:: Data in this exercise
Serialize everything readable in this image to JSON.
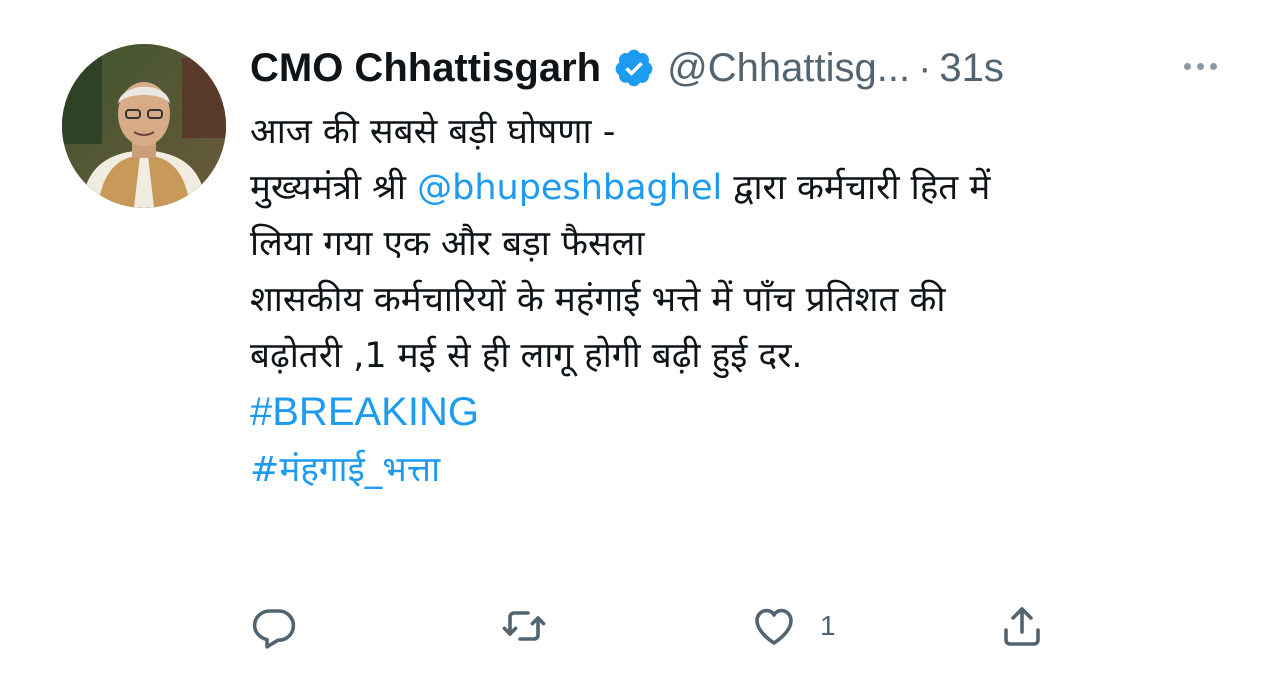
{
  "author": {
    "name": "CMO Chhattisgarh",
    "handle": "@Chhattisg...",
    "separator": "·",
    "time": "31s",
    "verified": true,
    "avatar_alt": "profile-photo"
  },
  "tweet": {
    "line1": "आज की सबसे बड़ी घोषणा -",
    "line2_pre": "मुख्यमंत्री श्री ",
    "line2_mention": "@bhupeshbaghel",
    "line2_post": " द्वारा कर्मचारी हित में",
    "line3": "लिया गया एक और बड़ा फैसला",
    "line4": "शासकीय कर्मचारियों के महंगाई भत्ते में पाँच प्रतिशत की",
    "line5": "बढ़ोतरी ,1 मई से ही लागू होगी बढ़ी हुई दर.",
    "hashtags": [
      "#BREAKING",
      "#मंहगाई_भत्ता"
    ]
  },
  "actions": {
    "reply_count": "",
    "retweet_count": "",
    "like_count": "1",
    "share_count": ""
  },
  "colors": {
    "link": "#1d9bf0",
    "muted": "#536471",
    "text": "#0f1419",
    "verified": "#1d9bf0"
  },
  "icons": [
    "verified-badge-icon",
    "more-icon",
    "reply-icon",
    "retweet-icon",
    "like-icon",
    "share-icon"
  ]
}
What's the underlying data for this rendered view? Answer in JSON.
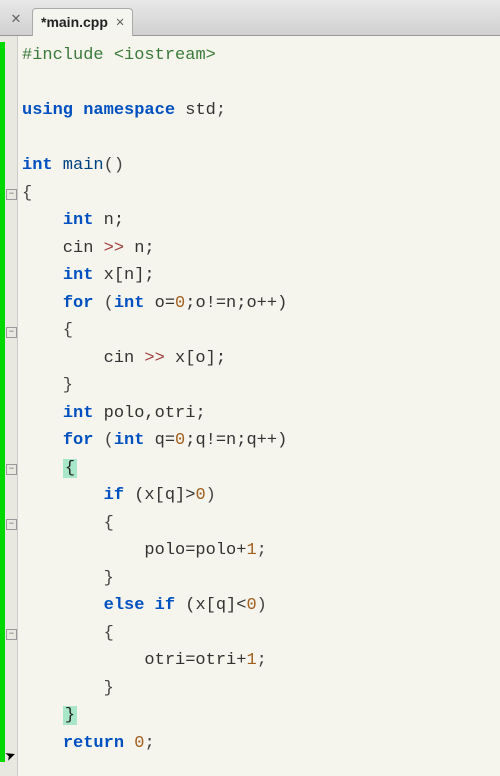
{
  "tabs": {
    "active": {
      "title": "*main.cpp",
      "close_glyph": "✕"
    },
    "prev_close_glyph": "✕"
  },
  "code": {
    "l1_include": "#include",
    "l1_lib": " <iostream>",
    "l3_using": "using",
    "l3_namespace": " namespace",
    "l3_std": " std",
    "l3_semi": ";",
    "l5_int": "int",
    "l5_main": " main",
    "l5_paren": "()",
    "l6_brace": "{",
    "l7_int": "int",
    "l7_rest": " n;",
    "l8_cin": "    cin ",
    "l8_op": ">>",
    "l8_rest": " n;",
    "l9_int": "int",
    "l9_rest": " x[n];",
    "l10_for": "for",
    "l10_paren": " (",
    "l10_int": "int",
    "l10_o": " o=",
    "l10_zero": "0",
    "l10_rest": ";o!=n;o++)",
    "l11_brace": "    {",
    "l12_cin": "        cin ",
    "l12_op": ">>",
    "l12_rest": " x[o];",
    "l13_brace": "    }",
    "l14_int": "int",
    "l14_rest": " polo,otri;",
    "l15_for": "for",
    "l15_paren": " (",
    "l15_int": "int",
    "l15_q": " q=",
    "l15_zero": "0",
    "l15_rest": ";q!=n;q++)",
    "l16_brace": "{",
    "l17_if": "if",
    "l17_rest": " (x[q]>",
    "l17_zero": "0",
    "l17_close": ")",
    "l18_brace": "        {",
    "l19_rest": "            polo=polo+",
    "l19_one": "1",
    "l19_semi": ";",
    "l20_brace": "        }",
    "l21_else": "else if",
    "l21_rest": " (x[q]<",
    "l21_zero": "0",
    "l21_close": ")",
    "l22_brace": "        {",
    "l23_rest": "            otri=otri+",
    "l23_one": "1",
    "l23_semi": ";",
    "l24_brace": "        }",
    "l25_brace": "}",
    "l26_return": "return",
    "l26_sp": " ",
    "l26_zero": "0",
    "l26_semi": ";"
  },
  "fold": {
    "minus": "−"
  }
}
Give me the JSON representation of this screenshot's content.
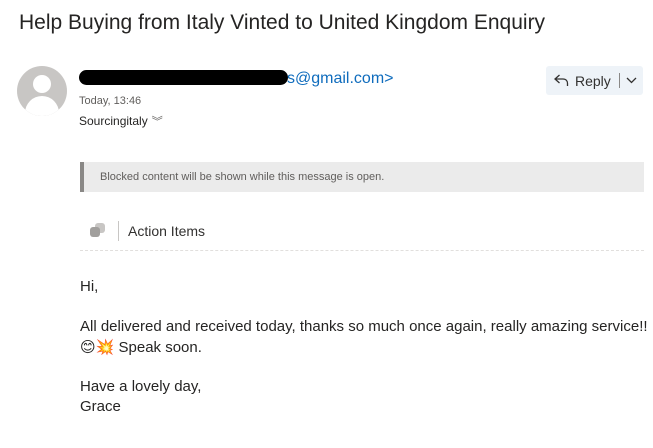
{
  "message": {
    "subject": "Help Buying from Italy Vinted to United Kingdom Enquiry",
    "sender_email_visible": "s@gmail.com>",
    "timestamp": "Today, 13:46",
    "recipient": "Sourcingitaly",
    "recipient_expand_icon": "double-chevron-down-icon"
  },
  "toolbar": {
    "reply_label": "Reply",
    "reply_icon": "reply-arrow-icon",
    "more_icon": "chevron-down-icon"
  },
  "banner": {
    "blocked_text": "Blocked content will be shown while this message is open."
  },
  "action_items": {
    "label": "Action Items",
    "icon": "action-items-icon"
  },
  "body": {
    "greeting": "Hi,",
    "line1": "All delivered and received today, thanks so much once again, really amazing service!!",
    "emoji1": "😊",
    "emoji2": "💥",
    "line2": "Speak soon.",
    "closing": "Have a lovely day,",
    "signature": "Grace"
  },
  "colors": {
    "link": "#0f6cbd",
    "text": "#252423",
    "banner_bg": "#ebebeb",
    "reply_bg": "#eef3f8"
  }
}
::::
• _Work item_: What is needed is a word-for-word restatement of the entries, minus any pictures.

• _Result for this exercise_:
Serialize everything readable in this image to JSON.
{
  "author": {
    "name": "CMO Chhattisgarh",
    "handle": "@Chhattisg...",
    "separator": "·",
    "time": "31s",
    "verified": true,
    "avatar_alt": "profile-photo"
  },
  "tweet": {
    "line1": "आज की सबसे बड़ी घोषणा -",
    "line2_pre": "मुख्यमंत्री श्री ",
    "line2_mention": "@bhupeshbaghel",
    "line2_post": " द्वारा कर्मचारी हित में",
    "line3": "लिया गया एक और बड़ा फैसला",
    "line4": "शासकीय कर्मचारियों के महंगाई भत्ते में पाँच प्रतिशत की",
    "line5": "बढ़ोतरी ,1 मई से ही लागू होगी बढ़ी हुई दर.",
    "hashtags": [
      "#BREAKING",
      "#मंहगाई_भत्ता"
    ]
  },
  "actions": {
    "reply_count": "",
    "retweet_count": "",
    "like_count": "1",
    "share_count": ""
  },
  "colors": {
    "link": "#1d9bf0",
    "muted": "#536471",
    "text": "#0f1419",
    "verified": "#1d9bf0"
  },
  "icons": [
    "verified-badge-icon",
    "more-icon",
    "reply-icon",
    "retweet-icon",
    "like-icon",
    "share-icon"
  ]
}
What's the underlying data for this rendered view? Answer in JSON.
{
  "tabs": {
    "active": {
      "title": "*main.cpp",
      "close_glyph": "✕"
    },
    "prev_close_glyph": "✕"
  },
  "code": {
    "l1_include": "#include",
    "l1_lib": " <iostream>",
    "l3_using": "using",
    "l3_namespace": " namespace",
    "l3_std": " std",
    "l3_semi": ";",
    "l5_int": "int",
    "l5_main": " main",
    "l5_paren": "()",
    "l6_brace": "{",
    "l7_int": "int",
    "l7_rest": " n;",
    "l8_cin": "    cin ",
    "l8_op": ">>",
    "l8_rest": " n;",
    "l9_int": "int",
    "l9_rest": " x[n];",
    "l10_for": "for",
    "l10_paren": " (",
    "l10_int": "int",
    "l10_o": " o=",
    "l10_zero": "0",
    "l10_rest": ";o!=n;o++)",
    "l11_brace": "    {",
    "l12_cin": "        cin ",
    "l12_op": ">>",
    "l12_rest": " x[o];",
    "l13_brace": "    }",
    "l14_int": "int",
    "l14_rest": " polo,otri;",
    "l15_for": "for",
    "l15_paren": " (",
    "l15_int": "int",
    "l15_q": " q=",
    "l15_zero": "0",
    "l15_rest": ";q!=n;q++)",
    "l16_brace": "{",
    "l17_if": "if",
    "l17_rest": " (x[q]>",
    "l17_zero": "0",
    "l17_close": ")",
    "l18_brace": "        {",
    "l19_rest": "            polo=polo+",
    "l19_one": "1",
    "l19_semi": ";",
    "l20_brace": "        }",
    "l21_else": "else if",
    "l21_rest": " (x[q]<",
    "l21_zero": "0",
    "l21_close": ")",
    "l22_brace": "        {",
    "l23_rest": "            otri=otri+",
    "l23_one": "1",
    "l23_semi": ";",
    "l24_brace": "        }",
    "l25_brace": "}",
    "l26_return": "return",
    "l26_sp": " ",
    "l26_zero": "0",
    "l26_semi": ";"
  },
  "fold": {
    "minus": "−"
  }
}
Give me the JSON representation of this screenshot's content.
{
  "message": {
    "subject": "Help Buying from Italy Vinted to United Kingdom Enquiry",
    "sender_email_visible": "s@gmail.com>",
    "timestamp": "Today, 13:46",
    "recipient": "Sourcingitaly",
    "recipient_expand_icon": "double-chevron-down-icon"
  },
  "toolbar": {
    "reply_label": "Reply",
    "reply_icon": "reply-arrow-icon",
    "more_icon": "chevron-down-icon"
  },
  "banner": {
    "blocked_text": "Blocked content will be shown while this message is open."
  },
  "action_items": {
    "label": "Action Items",
    "icon": "action-items-icon"
  },
  "body": {
    "greeting": "Hi,",
    "line1": "All delivered and received today, thanks so much once again, really amazing service!!",
    "emoji1": "😊",
    "emoji2": "💥",
    "line2": "Speak soon.",
    "closing": "Have a lovely day,",
    "signature": "Grace"
  },
  "colors": {
    "link": "#0f6cbd",
    "text": "#252423",
    "banner_bg": "#ebebeb",
    "reply_bg": "#eef3f8"
  }
}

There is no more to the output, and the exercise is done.